▶ Exercise prompt:
Select and reproduce each line of the listing below that bears the string "JSON".

▶ Available data:
+===+
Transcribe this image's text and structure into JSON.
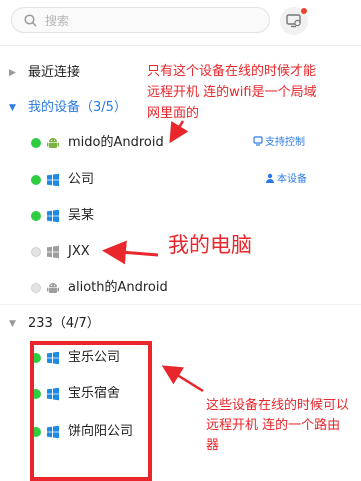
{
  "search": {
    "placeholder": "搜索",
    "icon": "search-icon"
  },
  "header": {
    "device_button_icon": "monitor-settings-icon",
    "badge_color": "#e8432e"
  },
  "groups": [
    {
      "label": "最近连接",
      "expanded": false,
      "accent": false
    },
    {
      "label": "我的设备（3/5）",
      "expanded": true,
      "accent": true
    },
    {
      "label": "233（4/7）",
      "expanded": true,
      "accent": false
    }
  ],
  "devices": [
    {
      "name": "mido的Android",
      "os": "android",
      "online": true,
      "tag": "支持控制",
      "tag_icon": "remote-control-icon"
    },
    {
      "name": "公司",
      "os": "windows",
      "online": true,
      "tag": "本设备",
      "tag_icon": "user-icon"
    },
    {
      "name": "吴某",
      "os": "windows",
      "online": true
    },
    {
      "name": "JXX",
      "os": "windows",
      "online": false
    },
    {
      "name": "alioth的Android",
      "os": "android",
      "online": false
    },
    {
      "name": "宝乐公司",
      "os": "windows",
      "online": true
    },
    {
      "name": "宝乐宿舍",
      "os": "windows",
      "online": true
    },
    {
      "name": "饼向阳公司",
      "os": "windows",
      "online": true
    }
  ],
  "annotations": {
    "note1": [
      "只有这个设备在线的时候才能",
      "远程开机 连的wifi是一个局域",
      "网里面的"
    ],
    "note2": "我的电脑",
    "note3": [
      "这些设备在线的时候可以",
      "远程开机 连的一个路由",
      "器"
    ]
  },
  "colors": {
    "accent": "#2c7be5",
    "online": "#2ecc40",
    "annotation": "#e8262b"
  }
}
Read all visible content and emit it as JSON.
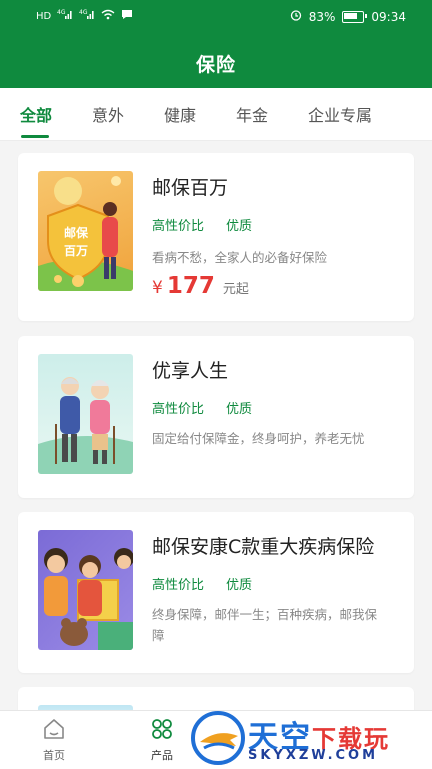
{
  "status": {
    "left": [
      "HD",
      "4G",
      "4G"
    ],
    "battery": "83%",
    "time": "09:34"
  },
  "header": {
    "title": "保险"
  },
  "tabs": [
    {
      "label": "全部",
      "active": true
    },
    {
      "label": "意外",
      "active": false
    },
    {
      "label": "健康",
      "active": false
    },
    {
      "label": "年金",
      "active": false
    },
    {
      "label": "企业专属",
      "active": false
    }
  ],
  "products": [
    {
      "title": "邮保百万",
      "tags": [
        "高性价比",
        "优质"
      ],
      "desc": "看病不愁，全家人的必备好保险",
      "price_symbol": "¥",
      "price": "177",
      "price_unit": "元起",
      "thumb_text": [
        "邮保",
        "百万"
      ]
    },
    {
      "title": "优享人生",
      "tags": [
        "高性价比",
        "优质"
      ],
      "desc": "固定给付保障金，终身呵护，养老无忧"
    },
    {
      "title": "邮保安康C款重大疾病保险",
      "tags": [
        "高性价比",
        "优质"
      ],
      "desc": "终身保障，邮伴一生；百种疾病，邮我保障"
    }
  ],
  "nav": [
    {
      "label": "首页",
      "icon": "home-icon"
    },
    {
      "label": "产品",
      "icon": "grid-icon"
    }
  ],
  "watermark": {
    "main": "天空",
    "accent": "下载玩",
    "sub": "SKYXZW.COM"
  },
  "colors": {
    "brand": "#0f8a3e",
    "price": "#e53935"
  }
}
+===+
▶ Exercise response:
Transcribe this image's text and structure into JSON.
Read all visible content and emit it as JSON.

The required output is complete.